## Your goal
Among the lines below, copy each one in which "dates" appears.

## Material shown
━━━━━━━━━━━━━━━━━━━━━━━━━━━━━━
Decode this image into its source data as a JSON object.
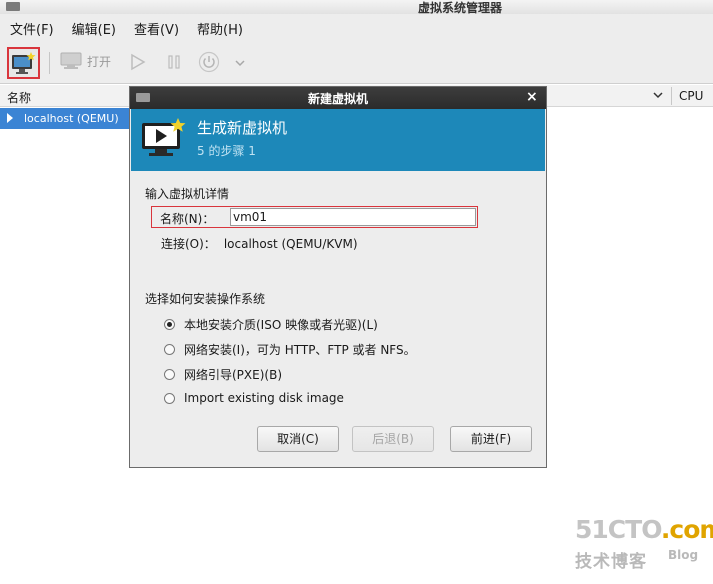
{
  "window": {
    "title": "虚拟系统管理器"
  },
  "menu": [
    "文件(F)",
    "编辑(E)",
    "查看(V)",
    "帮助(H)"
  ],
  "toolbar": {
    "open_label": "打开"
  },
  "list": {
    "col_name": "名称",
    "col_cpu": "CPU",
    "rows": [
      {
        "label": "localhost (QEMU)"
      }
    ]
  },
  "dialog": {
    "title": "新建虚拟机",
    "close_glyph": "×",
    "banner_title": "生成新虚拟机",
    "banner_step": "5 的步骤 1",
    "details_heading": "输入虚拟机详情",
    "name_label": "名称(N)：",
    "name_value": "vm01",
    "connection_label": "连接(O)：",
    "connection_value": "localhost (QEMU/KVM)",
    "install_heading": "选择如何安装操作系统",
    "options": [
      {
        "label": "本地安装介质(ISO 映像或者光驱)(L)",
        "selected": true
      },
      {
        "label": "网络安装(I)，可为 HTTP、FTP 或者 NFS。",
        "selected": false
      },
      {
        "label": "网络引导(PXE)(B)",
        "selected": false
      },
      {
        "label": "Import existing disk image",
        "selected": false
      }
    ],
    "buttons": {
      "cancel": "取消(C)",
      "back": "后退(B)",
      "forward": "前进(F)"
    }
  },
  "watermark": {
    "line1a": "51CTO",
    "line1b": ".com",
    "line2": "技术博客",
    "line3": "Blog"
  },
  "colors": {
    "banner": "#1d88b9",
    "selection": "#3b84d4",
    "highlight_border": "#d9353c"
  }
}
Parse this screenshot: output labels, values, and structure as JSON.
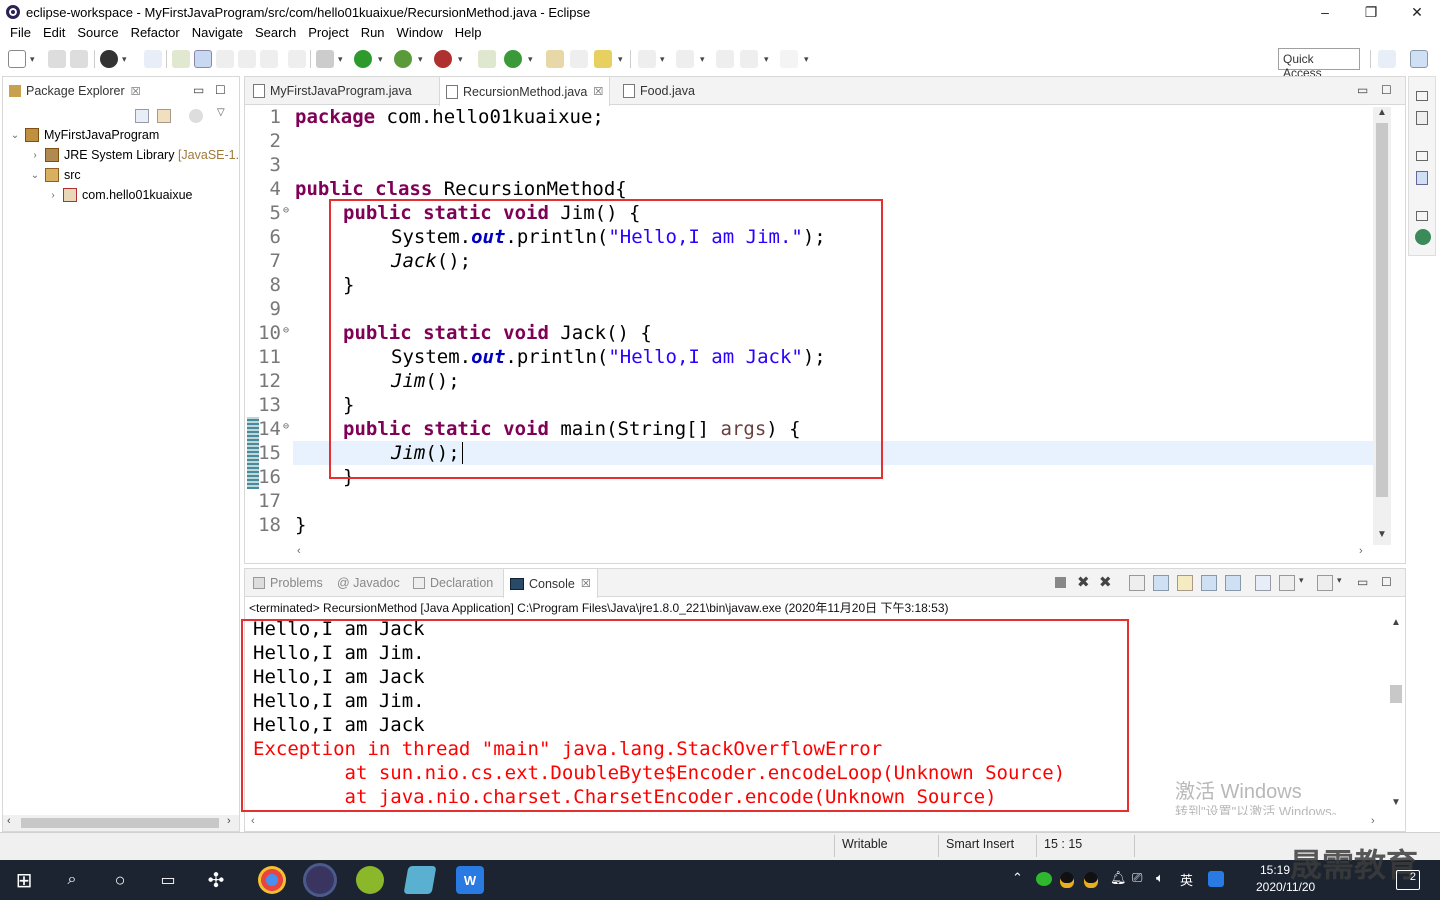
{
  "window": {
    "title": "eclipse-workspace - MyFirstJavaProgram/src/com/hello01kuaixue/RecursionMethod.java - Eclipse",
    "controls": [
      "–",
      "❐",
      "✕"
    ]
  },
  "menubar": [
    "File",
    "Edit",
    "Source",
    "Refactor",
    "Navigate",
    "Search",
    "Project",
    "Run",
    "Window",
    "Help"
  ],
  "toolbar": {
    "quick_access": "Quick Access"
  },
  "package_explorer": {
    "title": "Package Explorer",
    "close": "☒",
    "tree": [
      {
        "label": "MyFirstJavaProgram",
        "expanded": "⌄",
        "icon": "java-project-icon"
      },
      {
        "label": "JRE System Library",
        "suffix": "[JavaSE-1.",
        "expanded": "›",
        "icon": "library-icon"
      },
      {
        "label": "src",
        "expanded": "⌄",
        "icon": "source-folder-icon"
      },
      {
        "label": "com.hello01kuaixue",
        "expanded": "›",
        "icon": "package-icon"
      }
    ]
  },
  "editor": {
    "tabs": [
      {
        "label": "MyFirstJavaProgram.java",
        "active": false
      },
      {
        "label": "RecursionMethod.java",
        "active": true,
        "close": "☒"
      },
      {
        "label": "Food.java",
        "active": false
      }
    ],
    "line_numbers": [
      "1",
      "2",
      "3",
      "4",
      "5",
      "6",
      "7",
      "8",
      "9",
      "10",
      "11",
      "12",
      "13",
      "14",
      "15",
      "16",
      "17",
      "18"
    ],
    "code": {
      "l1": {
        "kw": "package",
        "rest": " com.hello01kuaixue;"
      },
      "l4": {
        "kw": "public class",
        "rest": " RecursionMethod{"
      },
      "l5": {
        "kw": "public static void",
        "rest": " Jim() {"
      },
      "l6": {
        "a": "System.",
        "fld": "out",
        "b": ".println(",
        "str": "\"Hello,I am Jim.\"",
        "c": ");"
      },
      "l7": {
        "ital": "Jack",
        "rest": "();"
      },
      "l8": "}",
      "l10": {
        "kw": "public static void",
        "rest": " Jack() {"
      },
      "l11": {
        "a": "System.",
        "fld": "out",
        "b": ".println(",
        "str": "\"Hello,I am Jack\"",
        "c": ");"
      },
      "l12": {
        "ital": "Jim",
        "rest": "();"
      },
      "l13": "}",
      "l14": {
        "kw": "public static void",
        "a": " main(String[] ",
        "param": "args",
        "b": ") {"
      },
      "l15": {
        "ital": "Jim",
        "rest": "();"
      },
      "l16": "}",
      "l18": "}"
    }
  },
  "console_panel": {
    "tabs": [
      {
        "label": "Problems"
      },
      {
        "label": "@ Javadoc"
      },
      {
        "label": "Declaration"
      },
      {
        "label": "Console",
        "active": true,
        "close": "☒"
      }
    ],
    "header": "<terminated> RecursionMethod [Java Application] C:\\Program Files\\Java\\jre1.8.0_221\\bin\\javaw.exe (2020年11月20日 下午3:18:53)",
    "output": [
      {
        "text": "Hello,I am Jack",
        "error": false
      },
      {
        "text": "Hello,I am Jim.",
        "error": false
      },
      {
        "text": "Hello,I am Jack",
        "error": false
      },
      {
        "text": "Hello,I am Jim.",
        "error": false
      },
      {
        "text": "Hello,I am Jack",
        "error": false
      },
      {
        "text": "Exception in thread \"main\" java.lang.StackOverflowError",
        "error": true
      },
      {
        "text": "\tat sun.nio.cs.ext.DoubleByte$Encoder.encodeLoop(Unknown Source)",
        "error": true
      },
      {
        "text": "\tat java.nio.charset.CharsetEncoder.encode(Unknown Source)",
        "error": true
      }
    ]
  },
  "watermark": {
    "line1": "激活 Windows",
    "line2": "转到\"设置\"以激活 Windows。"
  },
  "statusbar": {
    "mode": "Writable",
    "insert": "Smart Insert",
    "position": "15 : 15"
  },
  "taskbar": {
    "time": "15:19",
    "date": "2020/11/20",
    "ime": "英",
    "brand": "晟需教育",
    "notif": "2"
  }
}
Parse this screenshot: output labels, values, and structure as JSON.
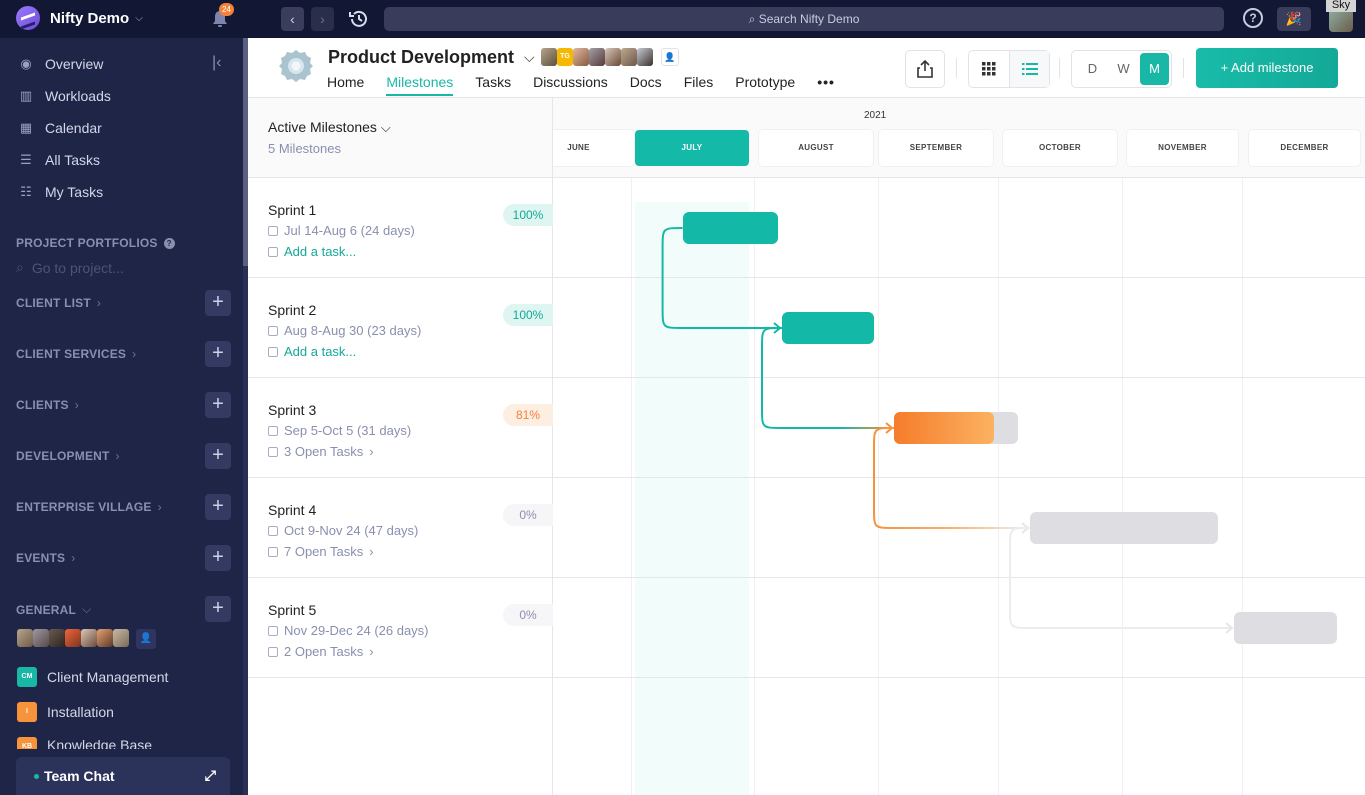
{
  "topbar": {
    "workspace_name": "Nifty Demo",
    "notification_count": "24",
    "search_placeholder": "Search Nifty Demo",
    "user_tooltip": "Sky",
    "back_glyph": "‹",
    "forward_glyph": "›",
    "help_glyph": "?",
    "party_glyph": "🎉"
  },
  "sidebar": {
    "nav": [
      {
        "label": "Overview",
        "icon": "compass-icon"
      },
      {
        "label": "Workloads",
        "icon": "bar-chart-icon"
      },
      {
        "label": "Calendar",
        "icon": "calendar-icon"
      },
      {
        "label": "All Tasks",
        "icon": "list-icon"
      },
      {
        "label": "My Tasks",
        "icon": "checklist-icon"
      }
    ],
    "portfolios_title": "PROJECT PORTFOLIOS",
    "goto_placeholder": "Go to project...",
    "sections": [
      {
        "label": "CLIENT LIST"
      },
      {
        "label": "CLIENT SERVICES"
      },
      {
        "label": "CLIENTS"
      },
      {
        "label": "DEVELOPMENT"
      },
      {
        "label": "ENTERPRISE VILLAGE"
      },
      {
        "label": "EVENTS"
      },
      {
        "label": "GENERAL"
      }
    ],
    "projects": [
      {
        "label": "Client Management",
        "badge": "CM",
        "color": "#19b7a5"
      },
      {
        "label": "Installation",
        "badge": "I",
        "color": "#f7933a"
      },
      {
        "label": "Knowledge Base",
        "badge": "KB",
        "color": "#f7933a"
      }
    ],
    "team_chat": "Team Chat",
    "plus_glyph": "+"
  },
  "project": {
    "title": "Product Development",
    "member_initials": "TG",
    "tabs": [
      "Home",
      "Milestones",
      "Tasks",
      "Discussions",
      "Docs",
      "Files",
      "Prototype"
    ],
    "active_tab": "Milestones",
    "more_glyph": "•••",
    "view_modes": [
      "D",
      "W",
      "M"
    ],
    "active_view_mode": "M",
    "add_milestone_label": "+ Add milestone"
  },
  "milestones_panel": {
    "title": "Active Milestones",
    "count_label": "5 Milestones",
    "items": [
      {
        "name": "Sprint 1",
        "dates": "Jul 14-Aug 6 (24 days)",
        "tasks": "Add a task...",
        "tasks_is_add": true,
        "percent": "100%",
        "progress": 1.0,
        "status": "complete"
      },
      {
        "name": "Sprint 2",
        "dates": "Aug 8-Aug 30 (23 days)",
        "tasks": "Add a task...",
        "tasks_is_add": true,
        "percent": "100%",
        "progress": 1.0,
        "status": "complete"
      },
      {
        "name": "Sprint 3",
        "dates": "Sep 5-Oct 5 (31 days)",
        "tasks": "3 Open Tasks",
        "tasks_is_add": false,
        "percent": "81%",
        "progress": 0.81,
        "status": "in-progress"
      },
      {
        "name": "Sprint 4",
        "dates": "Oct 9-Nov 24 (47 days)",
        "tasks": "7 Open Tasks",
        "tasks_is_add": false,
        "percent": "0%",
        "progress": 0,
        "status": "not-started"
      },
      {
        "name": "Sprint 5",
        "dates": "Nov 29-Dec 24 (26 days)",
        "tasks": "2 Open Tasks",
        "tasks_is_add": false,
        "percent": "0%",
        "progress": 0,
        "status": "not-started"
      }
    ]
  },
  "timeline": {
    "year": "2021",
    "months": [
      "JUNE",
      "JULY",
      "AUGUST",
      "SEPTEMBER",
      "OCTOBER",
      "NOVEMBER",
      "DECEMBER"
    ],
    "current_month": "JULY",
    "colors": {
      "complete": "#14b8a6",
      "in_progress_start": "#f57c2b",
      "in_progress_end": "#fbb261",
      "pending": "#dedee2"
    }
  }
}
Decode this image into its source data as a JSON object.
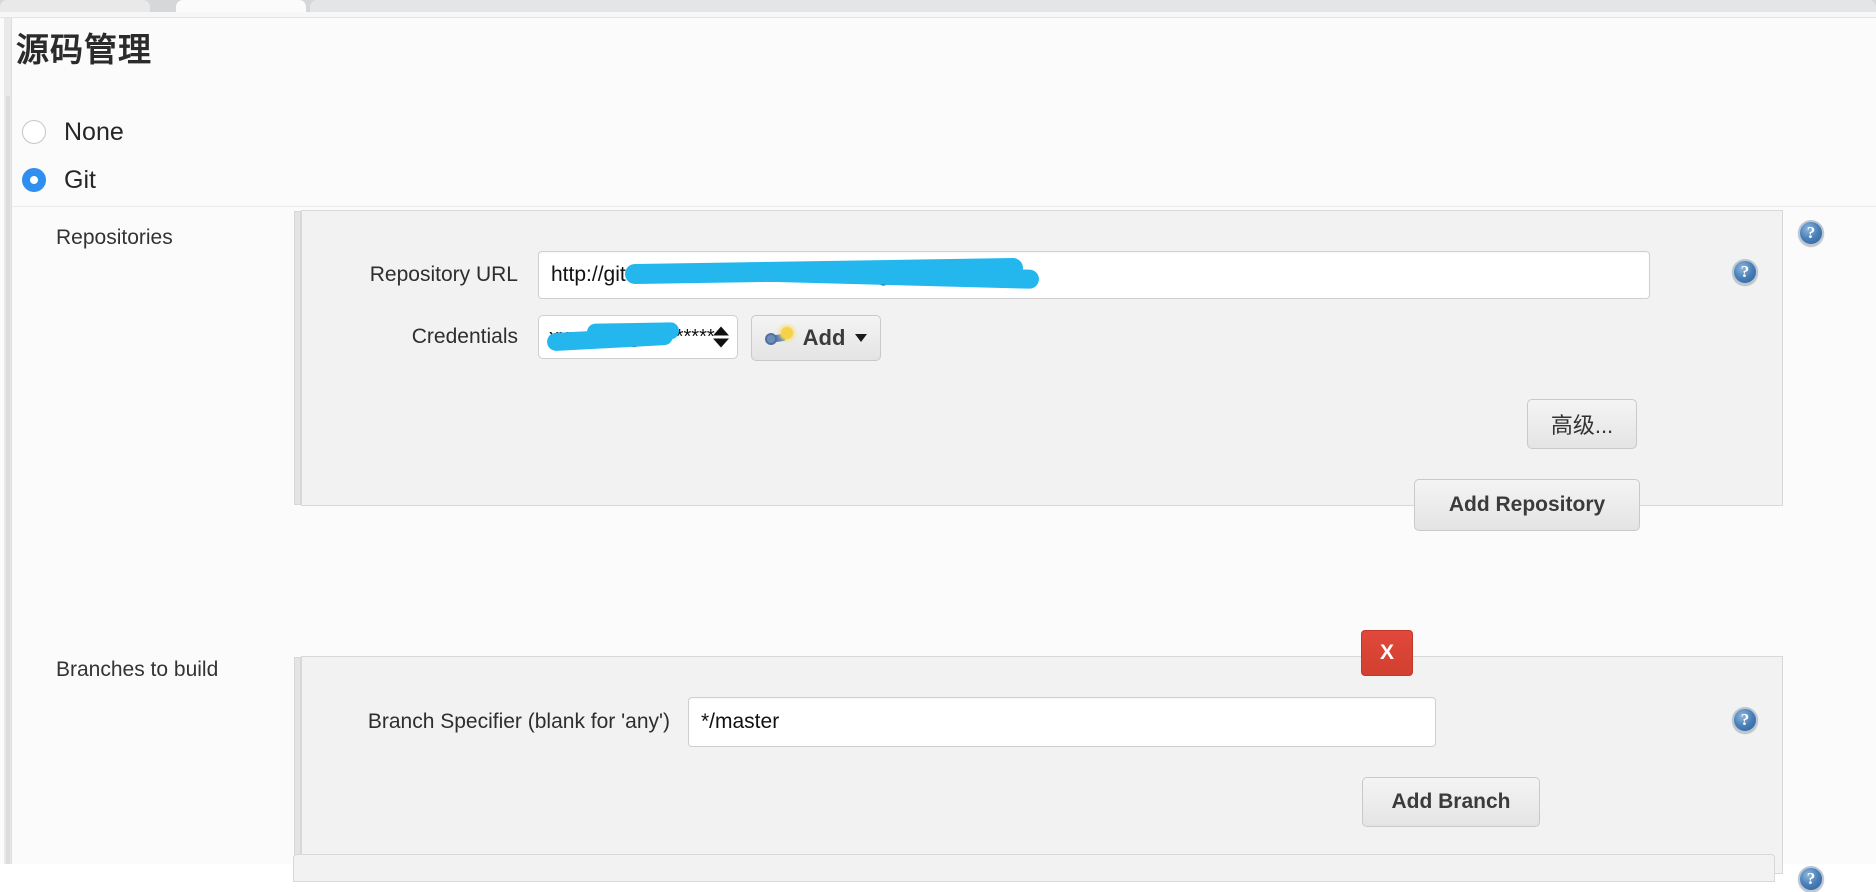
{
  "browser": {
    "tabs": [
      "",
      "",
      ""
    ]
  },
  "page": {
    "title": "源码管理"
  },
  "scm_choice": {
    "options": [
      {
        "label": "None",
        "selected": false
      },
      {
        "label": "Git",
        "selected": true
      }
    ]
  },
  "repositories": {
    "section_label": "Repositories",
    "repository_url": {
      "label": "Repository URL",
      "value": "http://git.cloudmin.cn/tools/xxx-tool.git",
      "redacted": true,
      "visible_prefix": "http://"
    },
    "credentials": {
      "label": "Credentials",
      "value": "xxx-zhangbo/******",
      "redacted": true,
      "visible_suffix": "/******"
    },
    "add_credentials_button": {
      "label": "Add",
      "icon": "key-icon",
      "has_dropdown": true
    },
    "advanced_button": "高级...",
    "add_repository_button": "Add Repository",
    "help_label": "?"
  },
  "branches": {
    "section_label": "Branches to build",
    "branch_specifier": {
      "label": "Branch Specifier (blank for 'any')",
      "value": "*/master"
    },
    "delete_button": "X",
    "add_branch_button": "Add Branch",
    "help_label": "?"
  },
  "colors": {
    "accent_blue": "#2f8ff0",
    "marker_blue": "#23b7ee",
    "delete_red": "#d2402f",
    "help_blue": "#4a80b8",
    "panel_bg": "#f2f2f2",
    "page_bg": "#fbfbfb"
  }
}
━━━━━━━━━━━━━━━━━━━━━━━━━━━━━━
## Response for this exercise
        "dates": "Jul 14-Aug 6 (24 days)",
        "dates": "Aug 8-Aug 30 (23 days)",
        "dates": "Sep 5-Oct 5 (31 days)",
        "dates": "Oct 9-Nov 24 (47 days)",
        "dates": "Nov 29-Dec 24 (26 days)",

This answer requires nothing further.